(Data about app and page elements)

--- --- ---

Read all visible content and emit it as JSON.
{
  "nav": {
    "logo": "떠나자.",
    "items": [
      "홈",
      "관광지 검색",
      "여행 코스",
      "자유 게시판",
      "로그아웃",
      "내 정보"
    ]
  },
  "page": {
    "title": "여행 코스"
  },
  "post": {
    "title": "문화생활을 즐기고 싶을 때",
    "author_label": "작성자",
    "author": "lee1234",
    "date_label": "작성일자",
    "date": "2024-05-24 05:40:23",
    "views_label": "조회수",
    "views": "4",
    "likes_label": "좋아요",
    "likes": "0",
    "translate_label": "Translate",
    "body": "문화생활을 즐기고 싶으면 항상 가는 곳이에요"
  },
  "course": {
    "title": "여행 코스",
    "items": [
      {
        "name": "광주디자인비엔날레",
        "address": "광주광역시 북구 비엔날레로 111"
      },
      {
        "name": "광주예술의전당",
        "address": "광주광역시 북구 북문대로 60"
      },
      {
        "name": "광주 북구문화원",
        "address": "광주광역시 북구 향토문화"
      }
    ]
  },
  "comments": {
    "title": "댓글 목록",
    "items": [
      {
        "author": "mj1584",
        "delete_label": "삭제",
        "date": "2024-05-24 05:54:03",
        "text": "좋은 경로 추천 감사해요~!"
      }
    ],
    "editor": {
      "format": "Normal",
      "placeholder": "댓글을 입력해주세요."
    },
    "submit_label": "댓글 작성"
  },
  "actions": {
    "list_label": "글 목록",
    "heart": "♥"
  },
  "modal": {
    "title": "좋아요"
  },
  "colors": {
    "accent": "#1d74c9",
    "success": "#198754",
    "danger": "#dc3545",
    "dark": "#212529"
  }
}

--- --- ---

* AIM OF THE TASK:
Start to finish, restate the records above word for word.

* RESULT OF THE TASK:
Read all visible content and emit it as JSON.
{
  "nav": {
    "logo": "떠나자.",
    "items": [
      "홈",
      "관광지 검색",
      "여행 코스",
      "자유 게시판",
      "로그아웃",
      "내 정보"
    ]
  },
  "page": {
    "title": "여행 코스"
  },
  "post": {
    "title": "문화생활을 즐기고 싶을 때",
    "author_label": "작성자",
    "author": "lee1234",
    "date_label": "작성일자",
    "date": "2024-05-24 05:40:23",
    "views_label": "조회수",
    "views": "4",
    "likes_label": "좋아요",
    "likes": "0",
    "translate_label": "Translate",
    "body": "문화생활을 즐기고 싶으면 항상 가는 곳이에요"
  },
  "course": {
    "title": "여행 코스",
    "items": [
      {
        "name": "광주디자인비엔날레",
        "address": "광주광역시 북구 비엔날레로 111"
      },
      {
        "name": "광주예술의전당",
        "address": "광주광역시 북구 북문대로 60"
      },
      {
        "name": "광주 북구문화원",
        "address": "광주광역시 북구 향토문화"
      }
    ]
  },
  "comments": {
    "title": "댓글 목록",
    "items": [
      {
        "author": "mj1584",
        "delete_label": "삭제",
        "date": "2024-05-24 05:54:03",
        "text": "좋은 경로 추천 감사해요~!"
      }
    ],
    "editor": {
      "format": "Normal",
      "placeholder": "댓글을 입력해주세요."
    },
    "submit_label": "댓글 작성"
  },
  "actions": {
    "list_label": "글 목록",
    "heart": "♥"
  },
  "modal": {
    "title": "좋아요"
  },
  "colors": {
    "accent": "#1d74c9",
    "success": "#198754",
    "danger": "#dc3545",
    "dark": "#212529"
  }
}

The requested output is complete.